> _Entries shown_
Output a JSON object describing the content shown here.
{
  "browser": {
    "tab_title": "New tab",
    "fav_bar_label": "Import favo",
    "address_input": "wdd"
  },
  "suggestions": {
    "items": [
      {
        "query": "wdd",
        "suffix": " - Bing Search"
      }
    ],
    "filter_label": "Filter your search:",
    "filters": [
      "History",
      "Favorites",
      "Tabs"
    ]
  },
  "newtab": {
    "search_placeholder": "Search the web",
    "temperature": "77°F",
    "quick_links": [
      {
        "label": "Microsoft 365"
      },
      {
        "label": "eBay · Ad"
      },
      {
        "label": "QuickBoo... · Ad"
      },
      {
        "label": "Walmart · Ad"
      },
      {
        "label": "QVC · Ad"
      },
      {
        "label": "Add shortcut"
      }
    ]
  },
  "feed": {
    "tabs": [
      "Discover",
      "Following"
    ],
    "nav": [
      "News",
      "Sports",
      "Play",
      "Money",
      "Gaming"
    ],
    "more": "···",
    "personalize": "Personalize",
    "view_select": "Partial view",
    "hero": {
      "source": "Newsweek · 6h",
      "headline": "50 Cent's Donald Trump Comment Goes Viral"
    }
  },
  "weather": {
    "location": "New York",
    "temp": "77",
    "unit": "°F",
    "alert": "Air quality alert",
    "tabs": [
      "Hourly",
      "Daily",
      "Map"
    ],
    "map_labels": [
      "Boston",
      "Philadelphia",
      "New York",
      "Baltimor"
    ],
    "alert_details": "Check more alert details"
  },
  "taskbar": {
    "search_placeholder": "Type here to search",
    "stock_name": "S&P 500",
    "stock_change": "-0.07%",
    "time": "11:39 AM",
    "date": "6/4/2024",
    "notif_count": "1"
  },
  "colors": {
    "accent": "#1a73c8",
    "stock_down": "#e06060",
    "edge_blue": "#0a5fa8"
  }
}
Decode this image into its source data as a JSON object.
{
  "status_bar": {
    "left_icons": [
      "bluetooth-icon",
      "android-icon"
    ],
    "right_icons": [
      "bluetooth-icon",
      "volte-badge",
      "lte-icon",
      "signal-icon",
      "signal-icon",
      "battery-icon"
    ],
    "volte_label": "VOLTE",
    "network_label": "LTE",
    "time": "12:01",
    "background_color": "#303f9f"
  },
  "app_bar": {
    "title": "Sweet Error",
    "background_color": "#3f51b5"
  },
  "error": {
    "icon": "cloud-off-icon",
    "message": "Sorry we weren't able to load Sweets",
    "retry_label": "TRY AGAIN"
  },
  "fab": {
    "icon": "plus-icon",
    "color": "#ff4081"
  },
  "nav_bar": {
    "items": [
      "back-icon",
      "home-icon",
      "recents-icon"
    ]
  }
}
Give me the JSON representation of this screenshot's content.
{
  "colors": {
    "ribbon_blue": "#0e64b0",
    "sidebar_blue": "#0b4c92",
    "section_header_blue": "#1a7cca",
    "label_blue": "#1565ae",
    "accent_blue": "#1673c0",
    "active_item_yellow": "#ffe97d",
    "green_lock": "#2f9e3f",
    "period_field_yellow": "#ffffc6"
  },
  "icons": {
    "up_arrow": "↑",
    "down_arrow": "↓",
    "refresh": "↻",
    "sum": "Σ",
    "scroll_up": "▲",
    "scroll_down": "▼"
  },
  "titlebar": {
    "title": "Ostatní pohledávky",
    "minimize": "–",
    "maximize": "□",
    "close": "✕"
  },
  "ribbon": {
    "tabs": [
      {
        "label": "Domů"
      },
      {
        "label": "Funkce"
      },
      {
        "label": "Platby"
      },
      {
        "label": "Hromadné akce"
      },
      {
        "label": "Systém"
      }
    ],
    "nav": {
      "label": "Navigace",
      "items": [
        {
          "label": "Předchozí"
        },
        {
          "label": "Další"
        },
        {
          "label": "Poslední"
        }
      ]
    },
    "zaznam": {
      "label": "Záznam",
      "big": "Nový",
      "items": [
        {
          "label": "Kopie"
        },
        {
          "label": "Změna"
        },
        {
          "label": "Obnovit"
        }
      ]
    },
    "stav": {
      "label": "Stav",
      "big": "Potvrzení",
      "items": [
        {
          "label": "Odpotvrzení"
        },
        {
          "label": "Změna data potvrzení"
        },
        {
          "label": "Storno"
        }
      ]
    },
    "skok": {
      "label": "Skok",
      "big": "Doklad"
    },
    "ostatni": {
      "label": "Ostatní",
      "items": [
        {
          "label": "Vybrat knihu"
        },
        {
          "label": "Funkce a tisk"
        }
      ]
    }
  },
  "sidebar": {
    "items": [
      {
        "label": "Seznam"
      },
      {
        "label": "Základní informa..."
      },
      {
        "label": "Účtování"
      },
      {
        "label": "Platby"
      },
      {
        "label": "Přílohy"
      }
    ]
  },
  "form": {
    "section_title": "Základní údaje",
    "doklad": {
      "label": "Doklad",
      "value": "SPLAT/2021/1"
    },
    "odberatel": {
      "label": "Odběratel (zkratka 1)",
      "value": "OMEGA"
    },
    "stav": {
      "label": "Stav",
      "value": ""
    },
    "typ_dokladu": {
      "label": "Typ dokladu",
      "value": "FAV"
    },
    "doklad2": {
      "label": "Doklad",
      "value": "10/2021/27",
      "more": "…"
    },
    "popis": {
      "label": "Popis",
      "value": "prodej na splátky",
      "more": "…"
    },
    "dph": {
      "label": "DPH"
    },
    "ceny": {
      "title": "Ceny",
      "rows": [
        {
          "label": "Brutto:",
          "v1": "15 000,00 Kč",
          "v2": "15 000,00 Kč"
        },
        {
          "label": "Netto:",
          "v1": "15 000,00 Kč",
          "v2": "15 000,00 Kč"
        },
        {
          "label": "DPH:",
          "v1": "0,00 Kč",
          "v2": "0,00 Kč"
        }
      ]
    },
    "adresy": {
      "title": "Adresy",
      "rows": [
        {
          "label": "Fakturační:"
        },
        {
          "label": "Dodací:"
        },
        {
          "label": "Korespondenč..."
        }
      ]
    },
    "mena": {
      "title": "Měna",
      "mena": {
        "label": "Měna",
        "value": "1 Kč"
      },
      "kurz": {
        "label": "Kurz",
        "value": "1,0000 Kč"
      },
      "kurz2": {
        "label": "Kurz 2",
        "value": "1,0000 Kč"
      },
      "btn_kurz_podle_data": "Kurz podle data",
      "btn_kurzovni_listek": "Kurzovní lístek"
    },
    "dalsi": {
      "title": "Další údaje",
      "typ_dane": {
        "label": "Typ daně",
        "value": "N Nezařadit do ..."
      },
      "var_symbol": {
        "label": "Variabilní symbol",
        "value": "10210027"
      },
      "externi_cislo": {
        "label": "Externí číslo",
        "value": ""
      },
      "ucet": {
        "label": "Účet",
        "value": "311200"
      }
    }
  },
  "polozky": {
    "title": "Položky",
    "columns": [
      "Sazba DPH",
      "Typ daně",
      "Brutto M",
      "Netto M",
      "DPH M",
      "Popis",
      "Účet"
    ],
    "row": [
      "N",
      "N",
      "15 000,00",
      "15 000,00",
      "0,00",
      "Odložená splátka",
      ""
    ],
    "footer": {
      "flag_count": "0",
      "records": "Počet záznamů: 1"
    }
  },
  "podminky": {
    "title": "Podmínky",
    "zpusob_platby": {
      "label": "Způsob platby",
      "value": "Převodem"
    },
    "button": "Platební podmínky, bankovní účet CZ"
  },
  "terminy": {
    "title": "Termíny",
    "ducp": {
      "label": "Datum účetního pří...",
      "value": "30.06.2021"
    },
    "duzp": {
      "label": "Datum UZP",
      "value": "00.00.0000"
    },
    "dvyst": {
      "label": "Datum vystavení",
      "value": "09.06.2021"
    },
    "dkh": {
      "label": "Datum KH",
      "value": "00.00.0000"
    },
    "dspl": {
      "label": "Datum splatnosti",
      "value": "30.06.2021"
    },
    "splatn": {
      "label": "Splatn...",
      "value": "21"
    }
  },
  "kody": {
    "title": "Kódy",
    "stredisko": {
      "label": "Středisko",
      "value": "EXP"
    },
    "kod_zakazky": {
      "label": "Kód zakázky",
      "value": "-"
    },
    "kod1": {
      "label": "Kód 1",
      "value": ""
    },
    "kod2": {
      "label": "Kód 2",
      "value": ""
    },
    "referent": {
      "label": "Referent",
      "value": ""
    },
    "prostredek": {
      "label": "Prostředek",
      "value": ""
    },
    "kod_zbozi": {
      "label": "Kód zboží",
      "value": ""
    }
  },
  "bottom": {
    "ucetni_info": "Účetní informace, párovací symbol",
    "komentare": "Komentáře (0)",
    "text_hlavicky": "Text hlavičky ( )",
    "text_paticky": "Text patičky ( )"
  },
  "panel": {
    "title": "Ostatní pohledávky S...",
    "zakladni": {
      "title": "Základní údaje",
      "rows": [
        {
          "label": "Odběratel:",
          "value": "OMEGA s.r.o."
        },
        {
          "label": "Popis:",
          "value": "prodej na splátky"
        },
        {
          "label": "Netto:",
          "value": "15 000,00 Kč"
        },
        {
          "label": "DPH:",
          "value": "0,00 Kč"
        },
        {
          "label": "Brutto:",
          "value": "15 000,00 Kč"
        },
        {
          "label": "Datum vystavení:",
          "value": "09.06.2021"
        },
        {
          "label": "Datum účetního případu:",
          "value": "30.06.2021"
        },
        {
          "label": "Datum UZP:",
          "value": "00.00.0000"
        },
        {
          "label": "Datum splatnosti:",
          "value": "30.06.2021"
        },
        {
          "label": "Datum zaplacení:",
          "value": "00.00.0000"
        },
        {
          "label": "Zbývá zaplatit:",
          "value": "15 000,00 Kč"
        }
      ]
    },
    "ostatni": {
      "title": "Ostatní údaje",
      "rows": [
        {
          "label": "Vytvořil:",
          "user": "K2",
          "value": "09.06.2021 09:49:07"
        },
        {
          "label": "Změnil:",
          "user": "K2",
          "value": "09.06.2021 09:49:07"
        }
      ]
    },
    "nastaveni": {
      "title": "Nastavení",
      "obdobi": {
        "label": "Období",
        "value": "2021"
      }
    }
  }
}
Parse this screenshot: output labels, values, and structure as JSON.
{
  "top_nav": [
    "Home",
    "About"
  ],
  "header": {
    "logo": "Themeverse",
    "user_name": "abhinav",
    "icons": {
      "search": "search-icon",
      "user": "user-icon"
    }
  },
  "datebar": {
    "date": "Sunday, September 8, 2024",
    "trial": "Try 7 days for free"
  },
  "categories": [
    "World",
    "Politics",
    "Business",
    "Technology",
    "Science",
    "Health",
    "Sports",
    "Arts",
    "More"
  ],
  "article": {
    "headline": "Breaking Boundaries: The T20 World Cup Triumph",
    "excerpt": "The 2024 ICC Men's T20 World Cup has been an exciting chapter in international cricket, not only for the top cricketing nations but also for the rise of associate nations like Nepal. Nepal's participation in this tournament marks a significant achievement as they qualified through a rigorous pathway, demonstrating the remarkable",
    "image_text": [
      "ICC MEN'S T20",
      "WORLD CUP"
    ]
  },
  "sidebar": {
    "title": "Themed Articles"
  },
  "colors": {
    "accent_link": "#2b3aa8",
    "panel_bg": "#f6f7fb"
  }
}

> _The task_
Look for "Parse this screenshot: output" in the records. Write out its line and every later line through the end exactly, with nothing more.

> _Your response_
Parse this screenshot: output labels, values, and structure as JSON.
{
  "top_nav": [
    "Home",
    "About"
  ],
  "header": {
    "logo": "Themeverse",
    "user_name": "abhinav",
    "icons": {
      "search": "search-icon",
      "user": "user-icon"
    }
  },
  "datebar": {
    "date": "Sunday, September 8, 2024",
    "trial": "Try 7 days for free"
  },
  "categories": [
    "World",
    "Politics",
    "Business",
    "Technology",
    "Science",
    "Health",
    "Sports",
    "Arts",
    "More"
  ],
  "article": {
    "headline": "Breaking Boundaries: The T20 World Cup Triumph",
    "excerpt": "The 2024 ICC Men's T20 World Cup has been an exciting chapter in international cricket, not only for the top cricketing nations but also for the rise of associate nations like Nepal. Nepal's participation in this tournament marks a significant achievement as they qualified through a rigorous pathway, demonstrating the remarkable",
    "image_text": [
      "ICC MEN'S T20",
      "WORLD CUP"
    ]
  },
  "sidebar": {
    "title": "Themed Articles"
  },
  "colors": {
    "accent_link": "#2b3aa8",
    "panel_bg": "#f6f7fb"
  }
}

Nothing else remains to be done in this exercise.